That Flying Saucer uses Frank's Red Hot as its wing sauce is the first clue that what arrives in a stainless steel bowl is the real deal. Buffalo wings should be coated in nothing but the cayenne pepper hot sauce, enriched with butter, brightened with vinegar and otherwise left alone. The kitchen at Flying Saucer keeps their traditional sauce traditional. From there things only get better.
The wings are sizable, meaty and juicy with nice crisp skin. And while the lettuce leaf is bothersome -- celery and carrot sticks are salad enough -- the wings are an exemplary example of this classic snack.
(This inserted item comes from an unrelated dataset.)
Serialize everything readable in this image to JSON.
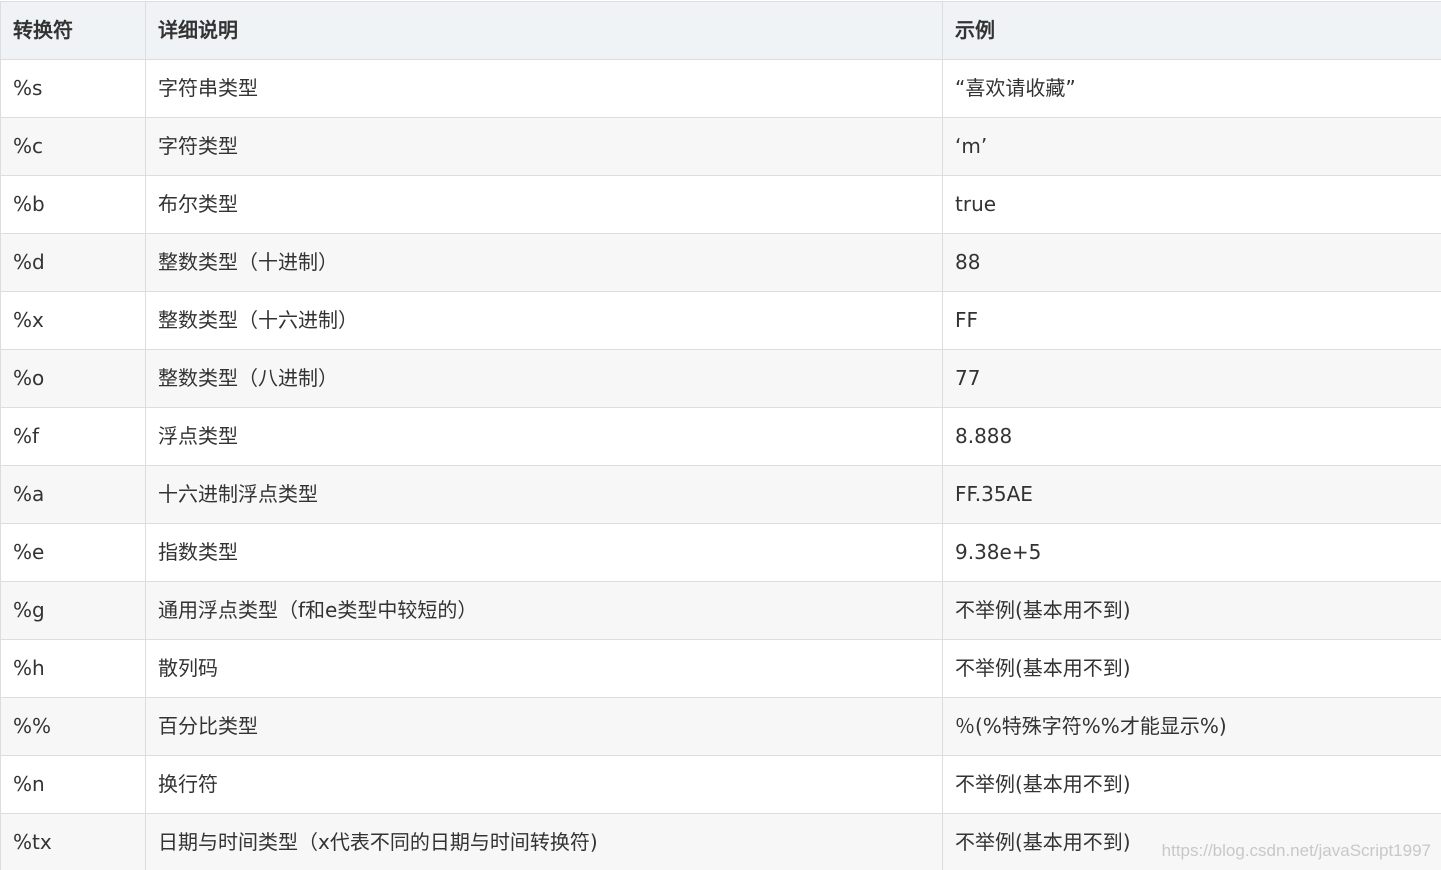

If you haven't visited the Fort Worth location of the Flying Saucer recently, the restaurant deserves another look. It moved a few blocks across downtown last year, outfitted an impressive patio with a large performance stage and started pouring from the extensive beer list they've come to be known for. While the new location lacks the charm of the original, those wings make up for aesthetic short-comings. I've got a new go-to when I'm in hungry in Cowtown and in need of a pint.